In a recent study of the business development tactics used by women lawyers, the Legal Sales and Service Organization (LSSO) set out to uncover what successful business developers do differently from their peers. Concluded late last year, the LSSO Women Lawyers Survey: Sales and Business Development Issues took a bias toward high business development achievers. All the participants can be called successful marketers-but, as the survey revealed, there is a striking difference between good and great in generating new business. Let's review the survey results and reveal where the difference lies.
Of the 418 women lawyers participating in the survey, 85 percent work full-time in law firms. While their firms range in size from very small to very large, most of the participants-74 percent-are employed in national/regional or global firms. Fifty-three percent are equity or non-equity partners, and 47 percent are senior or junior associates. A broad range of practice areas is represented by the group.
However, the range of revenues generated is perhaps the most significant factor in the survey data, one allowing the participants to be broken into groups of "the moderately successful" and "the very successful": When asked about their past year's revenues, the moderately successful ones reported an average of $133,528, while the very successful ones (171 of the participants) reported an average of $543,778.
So what do the very successful women business developers do differently to generate their revenues? And are there certain firm management practices that help or hinder them?

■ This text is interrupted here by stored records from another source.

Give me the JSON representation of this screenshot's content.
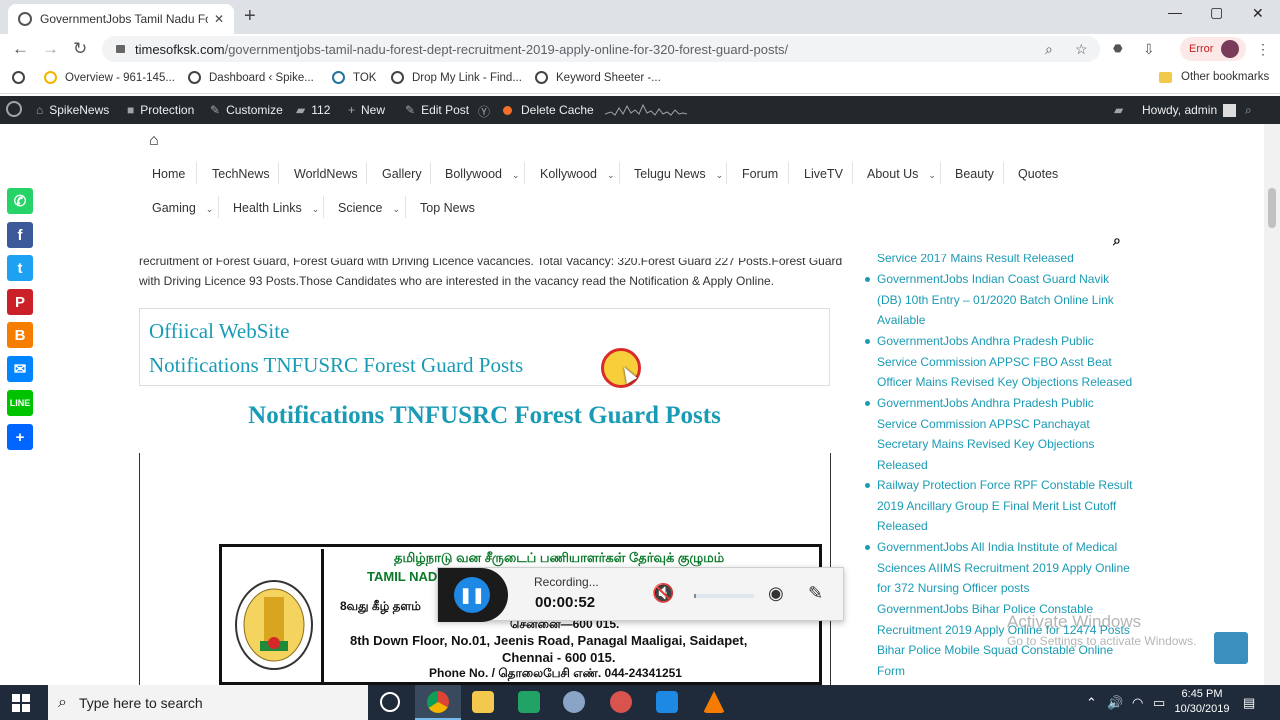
{
  "browser": {
    "tab_title": "GovernmentJobs Tamil Nadu For",
    "url_host": "timesofksk.com",
    "url_path": "/governmentjobs-tamil-nadu-forest-dept-recruitment-2019-apply-online-for-320-forest-guard-posts/",
    "error_label": "Error",
    "bookmarks": [
      "Overview - 961-145...",
      "Dashboard ‹ Spike...",
      "TOK",
      "Drop My Link - Find...",
      "Keyword Sheeter -..."
    ],
    "other_bookmarks": "Other bookmarks"
  },
  "adminbar": {
    "site": "SpikeNews",
    "protection": "Protection",
    "customize": "Customize",
    "comments": "112",
    "new": "New",
    "edit_post": "Edit Post",
    "delete_cache": "Delete Cache",
    "howdy": "Howdy, admin"
  },
  "menu": {
    "row1": [
      "Home",
      "TechNews",
      "WorldNews",
      "Gallery",
      "Bollywood",
      "Kollywood",
      "Telugu News",
      "Forum",
      "LiveTV",
      "About Us",
      "Beauty",
      "Quotes"
    ],
    "row2": [
      "Gaming",
      "Health Links",
      "Science",
      "Top News"
    ]
  },
  "article": {
    "line1": "recruitment of Forest Guard, Forest Guard with Driving Licence vacancies. Total Vacancy: 320.Forest Guard 227 Posts.Forest Guard",
    "line2": "with Driving Licence 93 Posts.Those Candidates who are interested in the vacancy read the Notification & Apply Online.",
    "official_link": "Offiical WebSite",
    "notification_link": "Notifications TNFUSRC Forest Guard Posts",
    "heading": "Notifications TNFUSRC Forest Guard Posts"
  },
  "notice": {
    "tamil_title": "தமிழ்நாடு வன சீருடைப் பணியாளர்கள் தேர்வுக் குழுமம்",
    "english_title": "TAMIL NAD",
    "floor_tamil": "8வது கீழ் தளம்",
    "city_tamil": "சென்னை—600 015.",
    "address1": "8th Down Floor, No.01, Jeenis Road, Panagal Maaligai, Saidapet,",
    "address2": "Chennai - 600 015.",
    "phone": "Phone No. / தொலைபேசி எண். 044-24341251"
  },
  "sidebar": {
    "top_partial": "Service 2017 Mains Result Released",
    "items": [
      "GovernmentJobs Indian Coast Guard Navik (DB) 10th Entry – 01/2020 Batch Online Link Available",
      "GovernmentJobs Andhra Pradesh Public Service Commission APPSC FBO Asst Beat Officer Mains Revised Key Objections Released",
      "GovernmentJobs Andhra Pradesh Public Service Commission APPSC Panchayat Secretary Mains Revised Key Objections Released",
      "Railway Protection Force RPF Constable Result 2019 Ancillary Group E Final Merit List Cutoff Released",
      "GovernmentJobs All India Institute of Medical Sciences AIIMS Recruitment 2019 Apply Online for 372 Nursing Officer posts",
      "GovernmentJobs Bihar Police Constable Recruitment 2019 Apply Online for 12474 Posts Bihar Police Mobile Squad Constable Online Form"
    ]
  },
  "recorder": {
    "status": "Recording...",
    "time": "00:00:52"
  },
  "watermark": {
    "line1": "Activate Windows",
    "line2": "Go to Settings to activate Windows."
  },
  "taskbar": {
    "search_placeholder": "Type here to search",
    "time": "6:45 PM",
    "date": "10/30/2019"
  },
  "colors": {
    "accent": "#1a9bb5",
    "adminbar": "#23282d",
    "taskbar": "#1f2b3a"
  }
}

It is striking to look at the responses of the very successful group in comparison to the moderately successful group. In response to questions inquiring about their business development activities, the very successful replied that they are:
Given all the above, it is perhaps not surprising that when presented with a range of statements to best describe performance with respect to sales and business development goals, 41 percent of the very successful (versus 12.1 percent of the moderately successful) chose the following: Exceeds or fully meets their business development goals.

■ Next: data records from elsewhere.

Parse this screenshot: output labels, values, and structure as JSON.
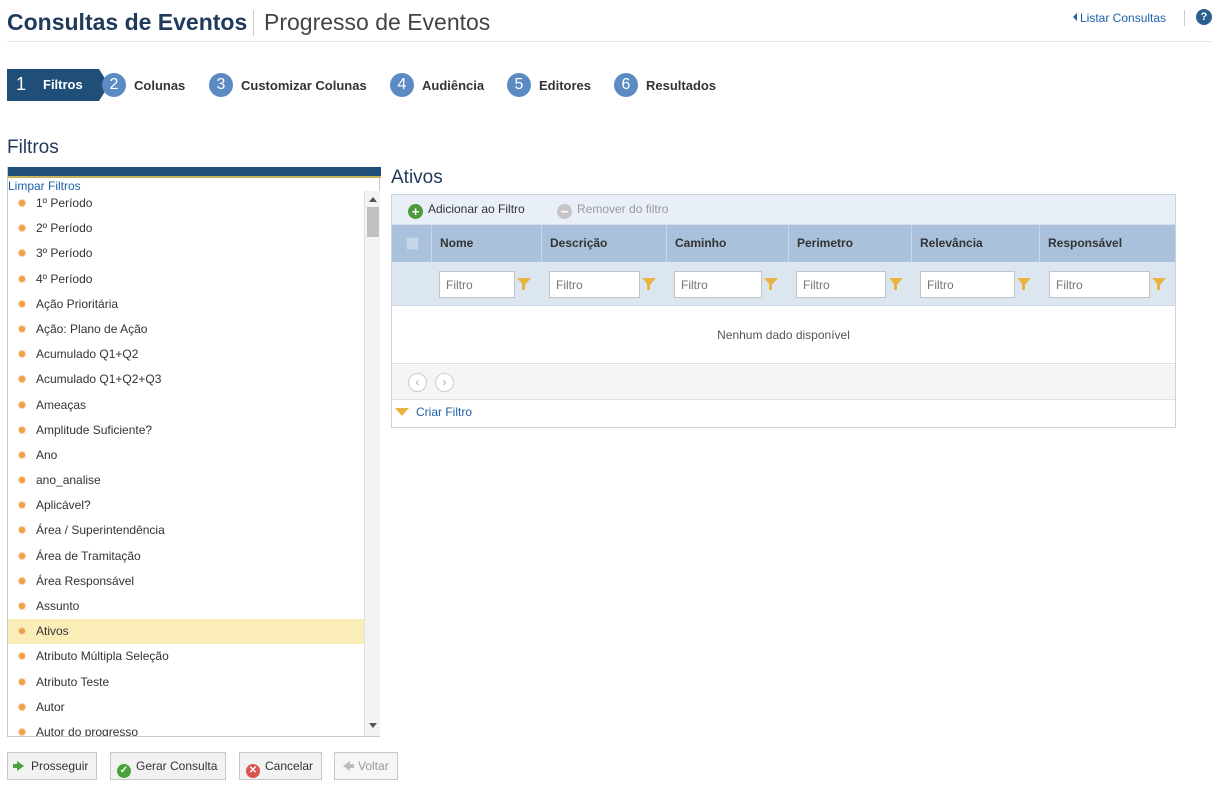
{
  "header": {
    "title": "Consultas de Eventos",
    "subtitle": "Progresso de Eventos",
    "list_link": "Listar Consultas",
    "help_glyph": "?"
  },
  "steps": [
    {
      "num": "1",
      "label": "Filtros",
      "active": true
    },
    {
      "num": "2",
      "label": "Colunas"
    },
    {
      "num": "3",
      "label": "Customizar Colunas"
    },
    {
      "num": "4",
      "label": "Audiência"
    },
    {
      "num": "5",
      "label": "Editores"
    },
    {
      "num": "6",
      "label": "Resultados"
    }
  ],
  "filters": {
    "title": "Filtros",
    "clear_link": "Limpar Filtros",
    "items": [
      "1º Período",
      "2º Período",
      "3º Período",
      "4º Período",
      "Ação Prioritária",
      "Ação: Plano de Ação",
      "Acumulado Q1+Q2",
      "Acumulado Q1+Q2+Q3",
      "Ameaças",
      "Amplitude Suficiente?",
      "Ano",
      "ano_analise",
      "Aplicável?",
      "Área / Superintendência",
      "Área de Tramitação",
      "Área Responsável",
      "Assunto",
      "Ativos",
      "Atributo Múltipla Seleção",
      "Atributo Teste",
      "Autor",
      "Autor do progresso"
    ],
    "selected_item": "Ativos"
  },
  "active_panel": {
    "title": "Ativos",
    "add_button": "Adicionar ao Filtro",
    "remove_button": "Remover do filtro",
    "columns": [
      "Nome",
      "Descrição",
      "Caminho",
      "Perimetro",
      "Relevância",
      "Responsável"
    ],
    "filter_placeholder": "Filtro",
    "empty_message": "Nenhum dado disponível",
    "create_filter": "Criar Filtro",
    "pager_prev": "‹",
    "pager_next": "›"
  },
  "buttons": {
    "proceed": "Prosseguir",
    "generate": "Gerar Consulta",
    "cancel": "Cancelar",
    "back": "Voltar",
    "check_glyph": "✓",
    "cancel_glyph": "✕",
    "add_glyph": "+",
    "remove_glyph": "−"
  },
  "colors": {
    "primary": "#1f4e79",
    "step_circle": "#5b8bc2",
    "selected_row": "#fbedb7",
    "link": "#2062a8"
  }
}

In terms of the hours they spend developing business each week, a third report devoting 15 or more hours and nearly a fifth report devoting between 11 to 14 hours. See Figure 1 for how the hours they invest compare to those of the moderately successful group.
To meet prospects, the very successful engage in more activities with both other lawyers and non-lawyers. They follow similar strategies to meet and form relationships with referral sources, too. Overall, they take a planned approach. They draw attention to themselves by taking leadership roles in the nonprofit and other organizations that they join. They also network, offer sponsorships and do speaking engagements. Thus, they position themselves to meet people who can hire them or who can become referral sources. They also become known in their marketplace by publishing more frequently.
The very successful are also more active at internal marketing than are the moderately successful business developers. They join client teams, take leadership positions, participate on committees, co-speak and work on pitch teams. They actively form relationships with their colleagues, are seen, get known and focus on business development activities with their peers.
Relationships are the key to building a thriving practice, and the very successful women in the survey appear to be masters at relationship building. They freely and appropriately ask others-including clients, other lawyers and referral sources-for new work and to introduce them to people who are in a position to hire them.
The survey also found that the support of the firm, the support of colleagues and the use of teamwork are more likely to exist for very successful compared to moderately successful business developers. In fact, a significant percentage of the very successful participants report receiving resources from the firm to improve their business development efforts, as shown in Figure 2.
Nonetheless, for nearly all women in the study, gender is reported to negatively affect business development. Women lawyers are coping with internal and external strains that exist between work and family obligations. They are dealing with hidden and not-so-hidden barriers to business development in their firms and in the marketplace. It is especially important for firm management to address such barriers. Regardless of their gender, all lawyers deserve their firms' support in helping the firm to grow and thrive.
For example, the very successful participants in the LSSO survey report intentionally planning their business development goals and activities and following those plans to produce business. Accordingly, firms might supply all lawyers with a simple planning form to use, including guidelines for a planning process that includes goal setting.
Business development, like any other valued activity, takes a significant investment of time and effort, and law firms need to encourage that investment. They must also provide resources and support so that the lawyers' investments are made wisely.
All law firms have opportunities to provide their lawyers with tools such as business planning forms, coaching, sales training, client relationship management programs and other technology to support business development goals. Culture and compensation, of course, are important considerations as well. When lawyers-both women and men-are supported as well as recognized and rewarded for their success in bringing in new business, the data seems to show that it will result in greater achievements.
Firm management and other leaders that are committed to supporting business development efforts must provide the appropriate structure, budget and resources that facilitate the right kinds of business development activities. The findings in LSSO's survey provide a road map to success in this area.